**Aim of the exercise**
Lines that include "PILLA" make up the answer; copy all of them from the data below.

**Records supplied**
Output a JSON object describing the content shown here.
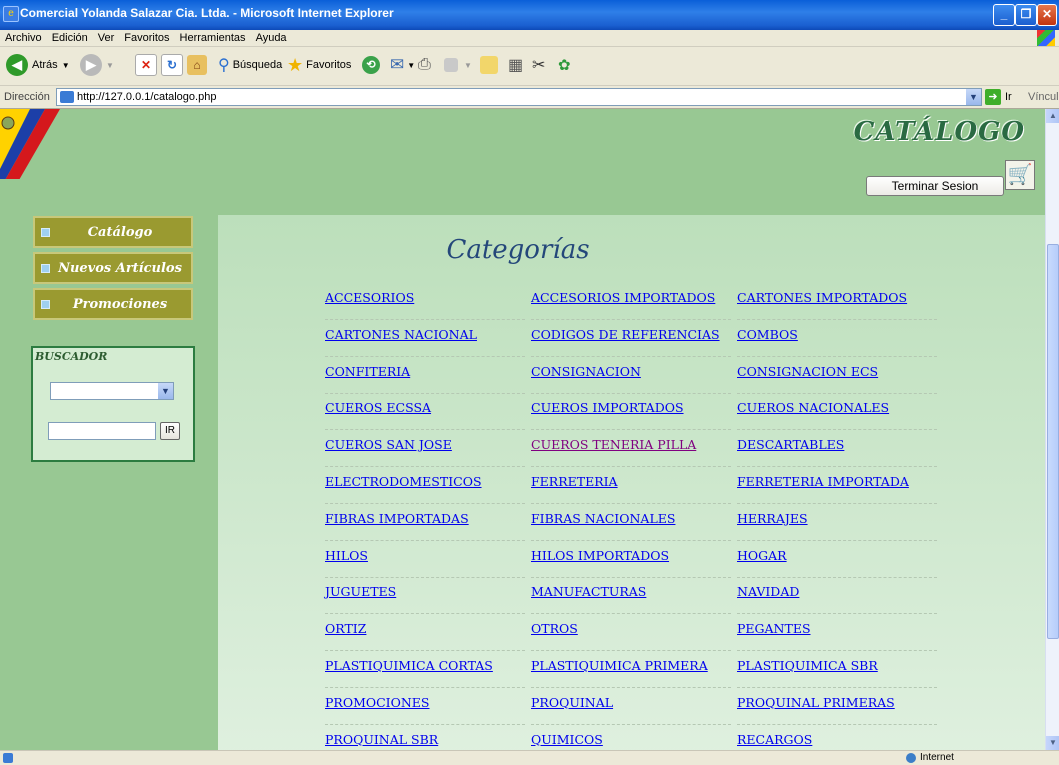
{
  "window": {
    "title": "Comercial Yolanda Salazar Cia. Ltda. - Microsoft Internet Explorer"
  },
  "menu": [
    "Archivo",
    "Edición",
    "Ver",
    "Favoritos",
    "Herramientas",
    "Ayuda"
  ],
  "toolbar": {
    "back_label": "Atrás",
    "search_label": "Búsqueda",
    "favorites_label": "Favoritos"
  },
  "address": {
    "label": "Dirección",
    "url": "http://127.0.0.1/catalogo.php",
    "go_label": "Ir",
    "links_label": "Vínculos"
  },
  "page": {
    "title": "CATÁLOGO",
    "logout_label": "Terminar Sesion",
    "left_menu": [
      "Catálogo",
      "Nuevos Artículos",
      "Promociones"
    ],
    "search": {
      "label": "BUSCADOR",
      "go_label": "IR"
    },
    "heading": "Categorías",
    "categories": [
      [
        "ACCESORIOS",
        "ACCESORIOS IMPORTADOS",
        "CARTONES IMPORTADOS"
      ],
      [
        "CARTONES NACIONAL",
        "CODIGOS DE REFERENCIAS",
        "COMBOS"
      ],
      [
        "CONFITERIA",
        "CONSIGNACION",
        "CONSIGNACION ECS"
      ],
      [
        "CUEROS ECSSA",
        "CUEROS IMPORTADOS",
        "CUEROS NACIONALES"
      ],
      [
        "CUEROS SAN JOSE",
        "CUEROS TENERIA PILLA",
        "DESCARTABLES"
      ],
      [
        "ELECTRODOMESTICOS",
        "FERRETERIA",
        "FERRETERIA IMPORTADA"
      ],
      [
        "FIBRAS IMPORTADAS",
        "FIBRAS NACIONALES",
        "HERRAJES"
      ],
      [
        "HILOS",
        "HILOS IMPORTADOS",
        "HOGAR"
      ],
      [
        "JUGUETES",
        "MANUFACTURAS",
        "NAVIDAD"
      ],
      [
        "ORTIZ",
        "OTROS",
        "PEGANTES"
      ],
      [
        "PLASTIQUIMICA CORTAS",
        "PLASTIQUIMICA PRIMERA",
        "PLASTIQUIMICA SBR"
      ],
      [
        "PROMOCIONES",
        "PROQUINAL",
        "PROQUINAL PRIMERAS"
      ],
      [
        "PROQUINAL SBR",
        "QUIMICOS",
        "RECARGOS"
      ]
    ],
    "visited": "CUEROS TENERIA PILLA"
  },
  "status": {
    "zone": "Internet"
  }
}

**Answer box**
        "CUEROS TENERIA PILLA",
    "visited": "CUEROS TENERIA PILLA"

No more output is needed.